Painful words coming from a mother who hasn’t seen her girl in almost five years. But it’s how I choose to live now. This is my second chance to enjoy all the beauty around me. And I want to savor it. 

I will always love Angie, and I pray for her recovery. But, for today, I’m focusing on my own. I believe my daughter would want that.


Attitude Is Everything

From Each Day A New Beginning, November 24:

“If onlys” are lonely—Morgan Jennings

The circumstances of our lives seldom live up to our expectations or desires. However, in each circumstance we are offered an opportunity for growth or change, a chance for greater understanding of life’s heights and pitfalls. Each time we choose to lament what isn’t, we close the door on the invitation to a better existence.”

We all wish things were different in our lives. There’s always something. Who has everything they want? So often, the grass looks greener on our neighbor’s lawn. But if what we want—what we are lacking—is not within our reach, I’ve learned to let it go.

It takes a lot of energy to keep trying to change the way things are. I spent years trying to save my daughter from a disease that was killing her mind and body. But I have neither the responsibility nor the ability to free her of her addiction. She alone has that power.

So I don’t say “If only” anymore. Instead, I open my eyes and my heart to what’s right in front of me: the breathtaking sunrises over Sandia Mountain; my healed tooth infection; “Bela, you’re the best grandma ever!”; celebrating my birthday by skiing and not falling flat on my face! The list is endless. As I say on the dedication page in my next memoir: “If you look for joy, you will find it.”

One Path To Recovery

“We rise by lifting others.” Robert Ingersoll

I grew up in an alcoholic family. There was a lot of dysfunction around me and, to make a long story short, I was severely depressed.
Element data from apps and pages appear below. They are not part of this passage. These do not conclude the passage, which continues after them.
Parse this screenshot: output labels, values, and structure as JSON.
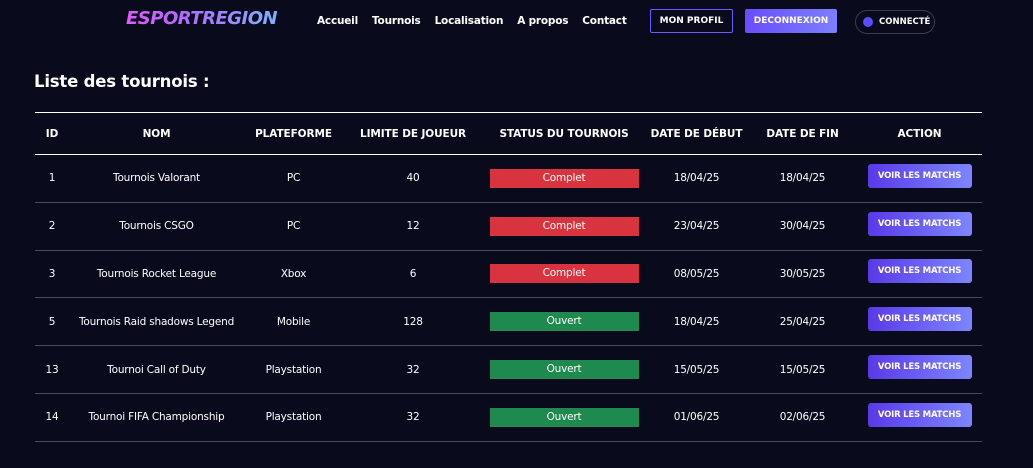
{
  "brand": {
    "logo_text": "ESPORTREGION"
  },
  "nav": {
    "links": [
      "Accueil",
      "Tournois",
      "Localisation",
      "A propos",
      "Contact"
    ],
    "profile_label": "MON PROFIL",
    "logout_label": "DECONNEXION",
    "status_label": "CONNECTÉ"
  },
  "page": {
    "title": "Liste des tournois :"
  },
  "table": {
    "headers": [
      "ID",
      "NOM",
      "PLATEFORME",
      "LIMITE DE JOUEUR",
      "STATUS DU TOURNOIS",
      "DATE DE DÉBUT",
      "DATE DE FIN",
      "ACTION"
    ],
    "action_label": "VOIR LES MATCHS",
    "rows": [
      {
        "id": "1",
        "nom": "Tournois Valorant",
        "plateforme": "PC",
        "limite": "40",
        "status": "Complet",
        "debut": "18/04/25",
        "fin": "18/04/25"
      },
      {
        "id": "2",
        "nom": "Tournois CSGO",
        "plateforme": "PC",
        "limite": "12",
        "status": "Complet",
        "debut": "23/04/25",
        "fin": "30/04/25"
      },
      {
        "id": "3",
        "nom": "Tournois Rocket League",
        "plateforme": "Xbox",
        "limite": "6",
        "status": "Complet",
        "debut": "08/05/25",
        "fin": "30/05/25"
      },
      {
        "id": "5",
        "nom": "Tournois Raid shadows Legend",
        "plateforme": "Mobile",
        "limite": "128",
        "status": "Ouvert",
        "debut": "18/04/25",
        "fin": "25/04/25"
      },
      {
        "id": "13",
        "nom": "Tournoi Call of Duty",
        "plateforme": "Playstation",
        "limite": "32",
        "status": "Ouvert",
        "debut": "15/05/25",
        "fin": "15/05/25"
      },
      {
        "id": "14",
        "nom": "Tournoi FIFA Championship",
        "plateforme": "Playstation",
        "limite": "32",
        "status": "Ouvert",
        "debut": "01/06/25",
        "fin": "02/06/25"
      }
    ]
  },
  "colors": {
    "background": "#090a1c",
    "accent": "#6a4cff",
    "status_complet": "#d9333f",
    "status_ouvert": "#1e8a4f"
  }
}
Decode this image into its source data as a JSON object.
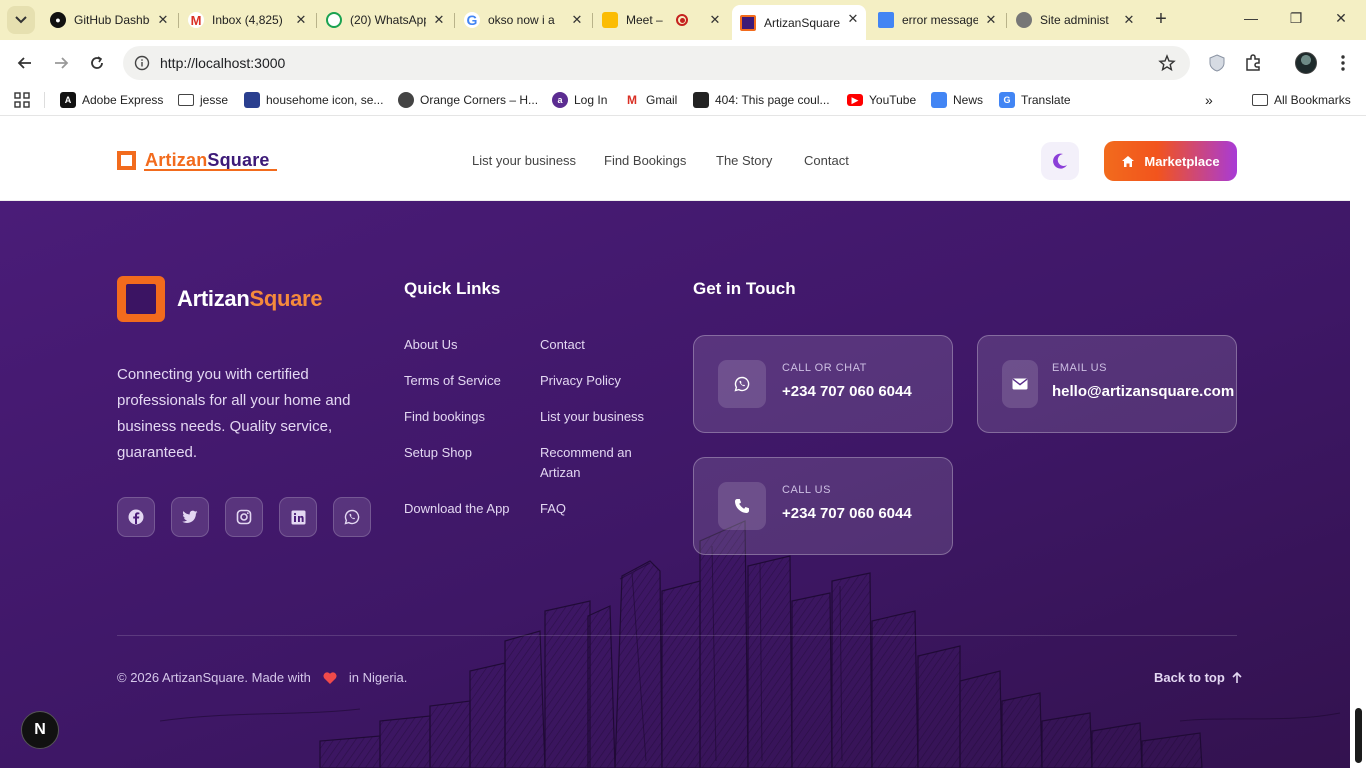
{
  "browser": {
    "tabs": [
      {
        "title": "GitHub Dashboard",
        "icon": "github-icon"
      },
      {
        "title": "Inbox (4,825)",
        "icon": "gmail-icon"
      },
      {
        "title": "(20) WhatsApp",
        "icon": "whatsapp-icon"
      },
      {
        "title": "okso now i a",
        "icon": "google-icon"
      },
      {
        "title": "Meet – v",
        "icon": "meet-icon"
      },
      {
        "title": "ArtizanSquare",
        "icon": "artizan-icon"
      },
      {
        "title": "error message",
        "icon": "docs-icon"
      },
      {
        "title": "Site administ",
        "icon": "globe-icon"
      }
    ],
    "url": "http://localhost:3000",
    "bookmarks": [
      {
        "label": "Adobe Express"
      },
      {
        "label": "jesse"
      },
      {
        "label": "househome icon, se..."
      },
      {
        "label": "Orange Corners – H..."
      },
      {
        "label": "Log In"
      },
      {
        "label": "Gmail"
      },
      {
        "label": "404: This page coul..."
      },
      {
        "label": "YouTube"
      },
      {
        "label": "News"
      },
      {
        "label": "Translate"
      }
    ],
    "all_bookmarks": "All Bookmarks"
  },
  "header": {
    "logo": {
      "part1": "Artizan",
      "part2": "Square"
    },
    "nav": [
      "List your business",
      "Find Bookings",
      "The Story",
      "Contact"
    ],
    "marketplace_label": "Marketplace"
  },
  "footer": {
    "logo": {
      "part1": "Artizan",
      "part2": "Square"
    },
    "description": "Connecting you with certified professionals for all your home and business needs. Quality service, guaranteed.",
    "socials": [
      "facebook-icon",
      "twitter-icon",
      "instagram-icon",
      "linkedin-icon",
      "whatsapp-icon"
    ],
    "quick_links_title": "Quick Links",
    "quick_links": {
      "col1": [
        "About Us",
        "Terms of Service",
        "Find bookings",
        "Setup Shop",
        "Download the App"
      ],
      "col2": [
        "Contact",
        "Privacy Policy",
        "List your business",
        "Recommend an Artizan",
        "FAQ"
      ]
    },
    "get_in_touch_title": "Get in Touch",
    "contacts": [
      {
        "label": "CALL OR CHAT",
        "value": "+234 707 060 6044",
        "icon": "whatsapp-icon"
      },
      {
        "label": "EMAIL US",
        "value": "hello@artizansquare.com",
        "icon": "mail-icon"
      },
      {
        "label": "CALL US",
        "value": "+234 707 060 6044",
        "icon": "phone-icon"
      }
    ],
    "copyright_prefix": "© 2026 ArtizanSquare. Made with",
    "copyright_suffix": "in Nigeria.",
    "back_to_top": "Back to top"
  },
  "dev": {
    "badge": "N"
  },
  "colors": {
    "accent_orange": "#f26b1d",
    "brand_purple": "#3d1a78",
    "footer_bg": "#4a1c78",
    "heart": "#f04a4a",
    "chrome_tabstrip": "#f4efc4"
  }
}
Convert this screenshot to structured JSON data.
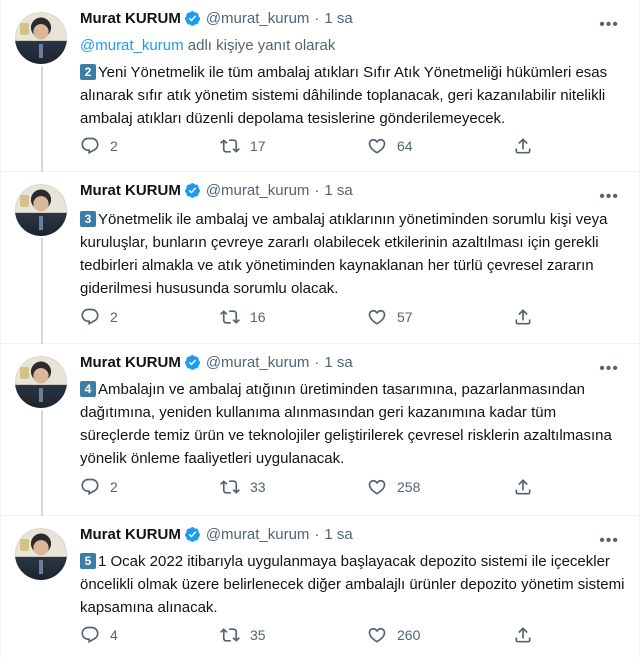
{
  "tweets": [
    {
      "name": "Murat KURUM",
      "handle": "@murat_kurum",
      "time": "1 sa",
      "reply_link": "@murat_kurum",
      "reply_text": "adlı kişiye yanıt olarak",
      "number": "2",
      "text": "Yeni Yönetmelik ile tüm ambalaj atıkları  Sıfır Atık Yönetmeliği hükümleri esas alınarak sıfır atık yönetim sistemi dâhilinde toplanacak, geri kazanılabilir nitelikli ambalaj atıkları düzenli depolama tesislerine gönderilemeyecek.",
      "replies": "2",
      "retweets": "17",
      "likes": "64"
    },
    {
      "name": "Murat KURUM",
      "handle": "@murat_kurum",
      "time": "1 sa",
      "number": "3",
      "text": "Yönetmelik ile ambalaj ve ambalaj atıklarının yönetiminden sorumlu kişi veya kuruluşlar, bunların çevreye zararlı olabilecek etkilerinin azaltılması için gerekli tedbirleri almakla ve atık yönetiminden kaynaklanan her türlü çevresel zararın giderilmesi hususunda sorumlu olacak.",
      "replies": "2",
      "retweets": "16",
      "likes": "57"
    },
    {
      "name": "Murat KURUM",
      "handle": "@murat_kurum",
      "time": "1 sa",
      "number": "4",
      "text": "Ambalajın ve ambalaj atığının üretiminden tasarımına, pazarlanmasından dağıtımına, yeniden kullanıma alınmasından geri kazanımına kadar tüm süreçlerde temiz ürün ve teknolojiler geliştirilerek çevresel risklerin azaltılmasına yönelik önleme faaliyetleri uygulanacak.",
      "replies": "2",
      "retweets": "33",
      "likes": "258"
    },
    {
      "name": "Murat KURUM",
      "handle": "@murat_kurum",
      "time": "1 sa",
      "number": "5",
      "text": "1 Ocak 2022 itibarıyla uygulanmaya başlayacak depozito sistemi ile içecekler öncelikli olmak üzere belirlenecek diğer ambalajlı ürünler depozito yönetim sistemi kapsamına alınacak.",
      "replies": "4",
      "retweets": "35",
      "likes": "260"
    }
  ],
  "icons": {
    "verified": "verified-badge-icon",
    "more": "more-options-icon",
    "reply": "reply-icon",
    "retweet": "retweet-icon",
    "like": "like-icon",
    "share": "share-icon"
  },
  "colors": {
    "link": "#1d9bf0",
    "muted": "#536471",
    "number_badge": "#3b7ea5",
    "thread_line": "#cfd9de"
  }
}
That led to a number of other problems, of course, and so my mother got me into volunteer work when I was thirteen, hoping it would relieve my anxiety and sadness. It wasn’t the immediate panacea that we’d hoped it would be, but it was a step in the right direction. And it brought me out of my isolation.
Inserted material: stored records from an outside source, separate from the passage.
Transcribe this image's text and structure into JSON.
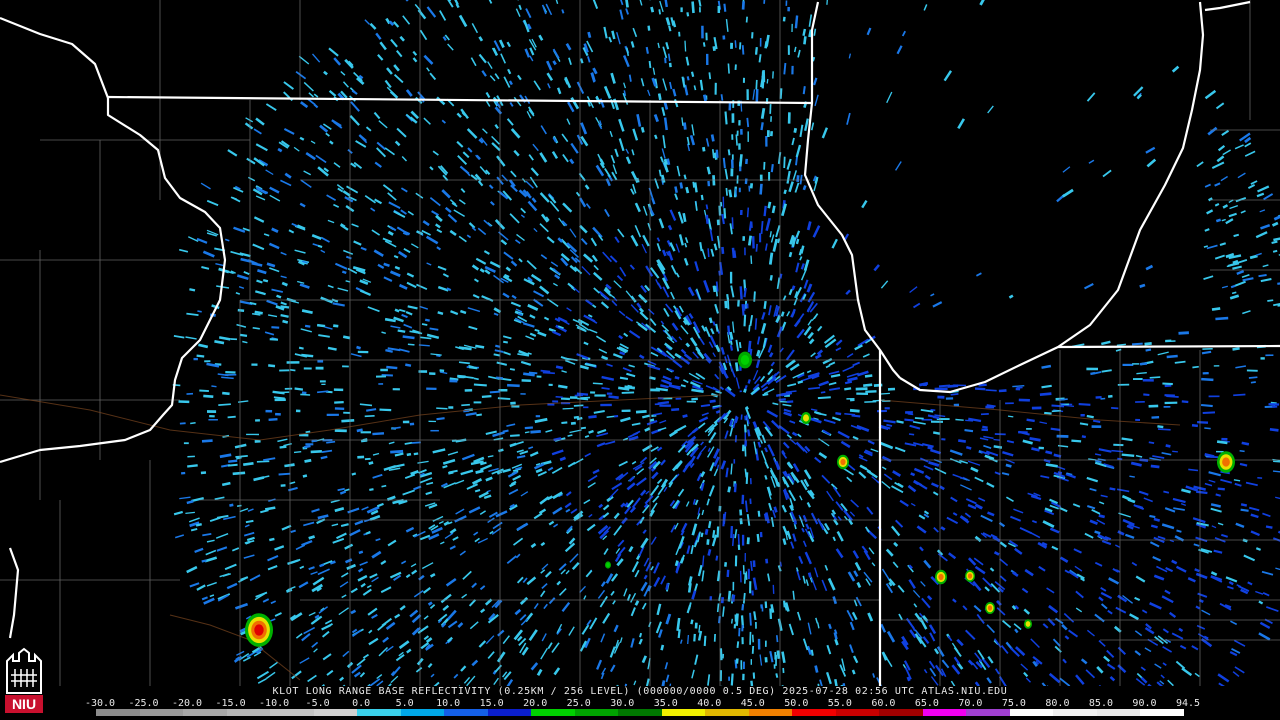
{
  "title": "KLOT LONG RANGE BASE REFLECTIVITY (0.25KM / 256 LEVEL) (000000/0000 0.5 DEG) 2025-07-28 02:56 UTC  ATLAS.NIU.EDU",
  "logo_text": "NIU",
  "legend": {
    "labels": [
      "-30.0",
      "-25.0",
      "-20.0",
      "-15.0",
      "-10.0",
      "-5.0",
      "0.0",
      "5.0",
      "10.0",
      "15.0",
      "20.0",
      "25.0",
      "30.0",
      "35.0",
      "40.0",
      "45.0",
      "50.0",
      "55.0",
      "60.0",
      "65.0",
      "70.0",
      "75.0",
      "80.0",
      "85.0",
      "90.0",
      "94.5"
    ],
    "colors": [
      "#8c8c8c",
      "#9a9a9a",
      "#a8a8a8",
      "#b5b5b5",
      "#c4c4c4",
      "#d0d0d0",
      "#3ad0ea",
      "#00a8e8",
      "#1460e8",
      "#0a1ecc",
      "#00d000",
      "#00a400",
      "#007800",
      "#f0f000",
      "#e0b800",
      "#f08000",
      "#f00000",
      "#c80000",
      "#a00000",
      "#f000f0",
      "#a040d0",
      "#ffffff",
      "#f0f0f0",
      "#e8e8e8",
      "#ffffff"
    ]
  },
  "colors": {
    "background": "#000000",
    "state_border": "#ffffff",
    "county_border": "#7a7a7a",
    "echo_light": "#38c8ec",
    "echo_mid": "#1a78e8",
    "echo_strong": "#1040e0"
  }
}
Life unfolded for me in a dizzyingly assortment of ways: there were three children including my addict Angie and all the heartache that goes with her illness; a lot of travel in the Foreign Service; and a fulfilling teaching career. I’ve had a great life and I am very grateful. But through it all, thanks to my mother, I’ve been a volunteer in various different organizations. The work has kept my perspective healthy and made me feel better about myself, something I sorely needed. And it’s taken me most of my life and much 12-Step recovery work to truly celebrate myself fully. Helping others always helps me more.

Happy New Year!

Baby Steps Lead To Bigger Ones

“First Step Prayer:

Dear Lord,

I admit that I am powerless over my addict.

I admit that my life is unmanageable

When I try to control him/her.

Help me this day to understand the true meaning of powerlessness.

Remove from me all denial of my loved one’s addiction.”

The first step is probably the most important one in assuring our recovery from the effects of another’s addiction.  And it’s because I refused to take it that it took me so long to start to recover. I simply wouldn’t accept my powerlessness over my daughter’s disease. I felt as though I would be dropping the ball and appearing not to care about her. I felt that I had to do everything in my power to save her.

So, deep pockets enabled me to put Angie through four rehabs. Deep pockets also had me paying her rent, paying off her loans, paying back the creditors she got into trouble with. All my “help” simply gave her more money for drugs. In short, deep pockets are dangerous. She might have learned something from the consequences of her actions if I hadn’t kept getting in the way.

So yes, my life had become unmanageable. I love Angie very much. So I kept making things easy for her. But we can enable our children to death. Now I’ve let go of all my attempts to control her and her disease.

And I feel as though the weight of the world has been lifted from my shoulders.